■ RECORDS FOR THE TASK ■
'''
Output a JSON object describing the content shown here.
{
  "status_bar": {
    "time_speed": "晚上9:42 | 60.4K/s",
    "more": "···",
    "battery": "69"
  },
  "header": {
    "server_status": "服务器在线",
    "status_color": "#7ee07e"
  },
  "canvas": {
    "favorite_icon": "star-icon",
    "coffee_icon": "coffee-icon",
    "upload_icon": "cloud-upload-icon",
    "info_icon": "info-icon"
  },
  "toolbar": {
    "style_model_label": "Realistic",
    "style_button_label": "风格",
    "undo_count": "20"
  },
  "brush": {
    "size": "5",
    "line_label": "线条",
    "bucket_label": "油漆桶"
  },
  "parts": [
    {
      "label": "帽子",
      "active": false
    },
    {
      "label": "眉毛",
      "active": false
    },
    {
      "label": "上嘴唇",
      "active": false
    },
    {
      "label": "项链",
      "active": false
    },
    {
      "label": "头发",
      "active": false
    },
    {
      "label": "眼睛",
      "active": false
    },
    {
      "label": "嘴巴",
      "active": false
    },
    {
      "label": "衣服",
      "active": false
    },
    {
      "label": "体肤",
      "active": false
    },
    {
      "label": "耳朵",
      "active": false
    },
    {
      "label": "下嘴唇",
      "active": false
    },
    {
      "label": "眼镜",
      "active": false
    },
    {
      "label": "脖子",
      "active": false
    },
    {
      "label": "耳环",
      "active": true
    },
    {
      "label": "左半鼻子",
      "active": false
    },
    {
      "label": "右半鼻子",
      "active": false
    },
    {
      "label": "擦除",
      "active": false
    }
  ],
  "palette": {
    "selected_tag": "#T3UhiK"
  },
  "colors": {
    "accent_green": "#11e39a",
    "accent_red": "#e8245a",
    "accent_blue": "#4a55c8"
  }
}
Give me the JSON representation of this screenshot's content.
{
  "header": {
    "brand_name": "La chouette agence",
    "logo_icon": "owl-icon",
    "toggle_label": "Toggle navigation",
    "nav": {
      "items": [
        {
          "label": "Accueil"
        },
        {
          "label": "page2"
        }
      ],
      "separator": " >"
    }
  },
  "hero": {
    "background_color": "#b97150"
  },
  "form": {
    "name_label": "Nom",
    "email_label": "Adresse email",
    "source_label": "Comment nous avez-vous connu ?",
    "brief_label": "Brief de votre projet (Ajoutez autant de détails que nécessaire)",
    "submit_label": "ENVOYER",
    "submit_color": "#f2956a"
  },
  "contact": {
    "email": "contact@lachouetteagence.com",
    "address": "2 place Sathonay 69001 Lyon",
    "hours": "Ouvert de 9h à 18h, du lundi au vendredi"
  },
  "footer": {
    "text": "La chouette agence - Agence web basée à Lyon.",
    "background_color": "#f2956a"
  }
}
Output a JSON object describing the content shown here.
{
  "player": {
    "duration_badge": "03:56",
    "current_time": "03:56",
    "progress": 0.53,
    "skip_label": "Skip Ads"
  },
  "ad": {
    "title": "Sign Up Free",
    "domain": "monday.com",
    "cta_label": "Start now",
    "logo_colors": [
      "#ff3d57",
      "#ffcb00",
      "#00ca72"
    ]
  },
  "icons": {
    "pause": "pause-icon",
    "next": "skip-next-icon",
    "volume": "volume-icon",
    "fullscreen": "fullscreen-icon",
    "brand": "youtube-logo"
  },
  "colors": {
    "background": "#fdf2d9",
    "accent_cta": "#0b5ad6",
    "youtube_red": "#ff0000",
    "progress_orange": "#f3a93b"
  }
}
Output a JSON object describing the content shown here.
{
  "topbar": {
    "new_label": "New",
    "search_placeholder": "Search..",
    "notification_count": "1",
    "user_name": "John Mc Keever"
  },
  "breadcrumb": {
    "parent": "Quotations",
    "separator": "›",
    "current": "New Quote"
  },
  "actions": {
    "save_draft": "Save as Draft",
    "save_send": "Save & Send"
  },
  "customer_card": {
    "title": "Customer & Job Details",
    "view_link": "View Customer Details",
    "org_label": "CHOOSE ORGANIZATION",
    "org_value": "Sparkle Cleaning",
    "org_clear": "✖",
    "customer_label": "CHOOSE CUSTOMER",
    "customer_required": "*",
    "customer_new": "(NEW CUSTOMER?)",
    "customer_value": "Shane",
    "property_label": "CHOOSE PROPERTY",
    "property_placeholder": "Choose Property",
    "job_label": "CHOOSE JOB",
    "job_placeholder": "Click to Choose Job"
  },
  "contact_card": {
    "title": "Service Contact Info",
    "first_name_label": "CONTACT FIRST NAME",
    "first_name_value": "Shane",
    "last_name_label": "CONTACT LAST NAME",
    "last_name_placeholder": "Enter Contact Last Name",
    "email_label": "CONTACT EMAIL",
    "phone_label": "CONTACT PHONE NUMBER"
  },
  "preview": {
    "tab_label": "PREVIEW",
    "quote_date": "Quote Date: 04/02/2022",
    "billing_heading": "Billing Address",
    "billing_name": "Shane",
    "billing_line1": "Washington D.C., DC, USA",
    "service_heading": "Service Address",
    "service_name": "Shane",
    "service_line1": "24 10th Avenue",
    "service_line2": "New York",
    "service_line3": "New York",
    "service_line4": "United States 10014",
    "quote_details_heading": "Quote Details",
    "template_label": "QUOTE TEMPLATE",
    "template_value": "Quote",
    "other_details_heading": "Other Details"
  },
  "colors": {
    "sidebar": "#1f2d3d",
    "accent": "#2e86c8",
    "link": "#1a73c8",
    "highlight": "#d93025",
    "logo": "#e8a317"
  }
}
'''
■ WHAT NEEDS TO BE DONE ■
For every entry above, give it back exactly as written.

■ RESULT ■
Output a JSON object describing the content shown here.
{
  "status_bar": {
    "time_speed": "晚上9:42 | 60.4K/s",
    "more": "···",
    "battery": "69"
  },
  "header": {
    "server_status": "服务器在线",
    "status_color": "#7ee07e"
  },
  "canvas": {
    "favorite_icon": "star-icon",
    "coffee_icon": "coffee-icon",
    "upload_icon": "cloud-upload-icon",
    "info_icon": "info-icon"
  },
  "toolbar": {
    "style_model_label": "Realistic",
    "style_button_label": "风格",
    "undo_count": "20"
  },
  "brush": {
    "size": "5",
    "line_label": "线条",
    "bucket_label": "油漆桶"
  },
  "parts": [
    {
      "label": "帽子",
      "active": false
    },
    {
      "label": "眉毛",
      "active": false
    },
    {
      "label": "上嘴唇",
      "active": false
    },
    {
      "label": "项链",
      "active": false
    },
    {
      "label": "头发",
      "active": false
    },
    {
      "label": "眼睛",
      "active": false
    },
    {
      "label": "嘴巴",
      "active": false
    },
    {
      "label": "衣服",
      "active": false
    },
    {
      "label": "体肤",
      "active": false
    },
    {
      "label": "耳朵",
      "active": false
    },
    {
      "label": "下嘴唇",
      "active": false
    },
    {
      "label": "眼镜",
      "active": false
    },
    {
      "label": "脖子",
      "active": false
    },
    {
      "label": "耳环",
      "active": true
    },
    {
      "label": "左半鼻子",
      "active": false
    },
    {
      "label": "右半鼻子",
      "active": false
    },
    {
      "label": "擦除",
      "active": false
    }
  ],
  "palette": {
    "selected_tag": "#T3UhiK"
  },
  "colors": {
    "accent_green": "#11e39a",
    "accent_red": "#e8245a",
    "accent_blue": "#4a55c8"
  }
}
Give me the JSON representation of this screenshot's content.
{
  "header": {
    "brand_name": "La chouette agence",
    "logo_icon": "owl-icon",
    "toggle_label": "Toggle navigation",
    "nav": {
      "items": [
        {
          "label": "Accueil"
        },
        {
          "label": "page2"
        }
      ],
      "separator": " >"
    }
  },
  "hero": {
    "background_color": "#b97150"
  },
  "form": {
    "name_label": "Nom",
    "email_label": "Adresse email",
    "source_label": "Comment nous avez-vous connu ?",
    "brief_label": "Brief de votre projet (Ajoutez autant de détails que nécessaire)",
    "submit_label": "ENVOYER",
    "submit_color": "#f2956a"
  },
  "contact": {
    "email": "contact@lachouetteagence.com",
    "address": "2 place Sathonay 69001 Lyon",
    "hours": "Ouvert de 9h à 18h, du lundi au vendredi"
  },
  "footer": {
    "text": "La chouette agence - Agence web basée à Lyon.",
    "background_color": "#f2956a"
  }
}
Output a JSON object describing the content shown here.
{
  "player": {
    "duration_badge": "03:56",
    "current_time": "03:56",
    "progress": 0.53,
    "skip_label": "Skip Ads"
  },
  "ad": {
    "title": "Sign Up Free",
    "domain": "monday.com",
    "cta_label": "Start now",
    "logo_colors": [
      "#ff3d57",
      "#ffcb00",
      "#00ca72"
    ]
  },
  "icons": {
    "pause": "pause-icon",
    "next": "skip-next-icon",
    "volume": "volume-icon",
    "fullscreen": "fullscreen-icon",
    "brand": "youtube-logo"
  },
  "colors": {
    "background": "#fdf2d9",
    "accent_cta": "#0b5ad6",
    "youtube_red": "#ff0000",
    "progress_orange": "#f3a93b"
  }
}
Output a JSON object describing the content shown here.
{
  "topbar": {
    "new_label": "New",
    "search_placeholder": "Search..",
    "notification_count": "1",
    "user_name": "John Mc Keever"
  },
  "breadcrumb": {
    "parent": "Quotations",
    "separator": "›",
    "current": "New Quote"
  },
  "actions": {
    "save_draft": "Save as Draft",
    "save_send": "Save & Send"
  },
  "customer_card": {
    "title": "Customer & Job Details",
    "view_link": "View Customer Details",
    "org_label": "CHOOSE ORGANIZATION",
    "org_value": "Sparkle Cleaning",
    "org_clear": "✖",
    "customer_label": "CHOOSE CUSTOMER",
    "customer_required": "*",
    "customer_new": "(NEW CUSTOMER?)",
    "customer_value": "Shane",
    "property_label": "CHOOSE PROPERTY",
    "property_placeholder": "Choose Property",
    "job_label": "CHOOSE JOB",
    "job_placeholder": "Click to Choose Job"
  },
  "contact_card": {
    "title": "Service Contact Info",
    "first_name_label": "CONTACT FIRST NAME",
    "first_name_value": "Shane",
    "last_name_label": "CONTACT LAST NAME",
    "last_name_placeholder": "Enter Contact Last Name",
    "email_label": "CONTACT EMAIL",
    "phone_label": "CONTACT PHONE NUMBER"
  },
  "preview": {
    "tab_label": "PREVIEW",
    "quote_date": "Quote Date: 04/02/2022",
    "billing_heading": "Billing Address",
    "billing_name": "Shane",
    "billing_line1": "Washington D.C., DC, USA",
    "service_heading": "Service Address",
    "service_name": "Shane",
    "service_line1": "24 10th Avenue",
    "service_line2": "New York",
    "service_line3": "New York",
    "service_line4": "United States 10014",
    "quote_details_heading": "Quote Details",
    "template_label": "QUOTE TEMPLATE",
    "template_value": "Quote",
    "other_details_heading": "Other Details"
  },
  "colors": {
    "sidebar": "#1f2d3d",
    "accent": "#2e86c8",
    "link": "#1a73c8",
    "highlight": "#d93025",
    "logo": "#e8a317"
  }
}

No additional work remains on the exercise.